University of Calgary

Crash Course

Erin Gibbs van Brunschot’s Sociology 499.03 class, pictured in front of the law courts, got a better understanding of a day in t
Erin Gibbs van Brunschot’s Sociology 499.03 class, pictured in front of the law courts, got a better understanding of a day in the life of a Crown Prosecutor and a police officer. / Photo courtesy Erin Gibbs van Brunschot

Sociology 499.03—Disorder and Crime Field School

A new sociology block week course, which debuted this fall, is exposing students to the workings of various “agents of social control.”

Over five days, students discuss the different contexts in which crime and disorder occur, while considering the factors that determine how certain behaviours are or are not labelled as crime.

“Organizing and experiencing this class with the students was excellent,” said Erin Gibbs van Brunschot, associate professor in the Department of Sociology. “I chose the things I am interested in and that I thought students would want to—and should—know. Seeing the students’ excitement and enthusiasm during the entire week, as well as experiencing the welcoming and generous responses from the agents we dealt with, was gratifying and inspiring.”

Students were off campus for most of the week and gained a better understanding of what a day in the life consists of for a bylaw officer, police officer and Crown Prosecutor, said Gibbs van Brunschot.
In order to receive credit, students must also sign up for Sociology 499.04: Disorder and Crime Seminar, which includes assignments and papers that address related issues but from a theoretical point of view.
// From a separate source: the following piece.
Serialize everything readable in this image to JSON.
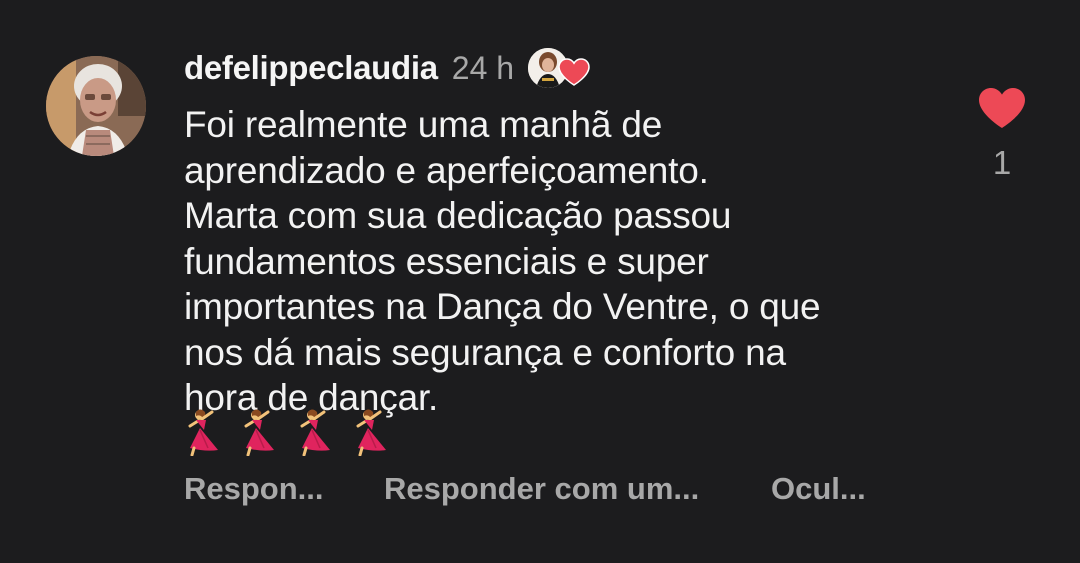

“The field school was the experiential component of the course, whereas the assignments and papers yet to come will require that a sociological filter be put back on, so to speak,” said Gibbs van Brunschot. “The challenge for students will be to begin to meld practice and experience with theory.”
— Meghan Sired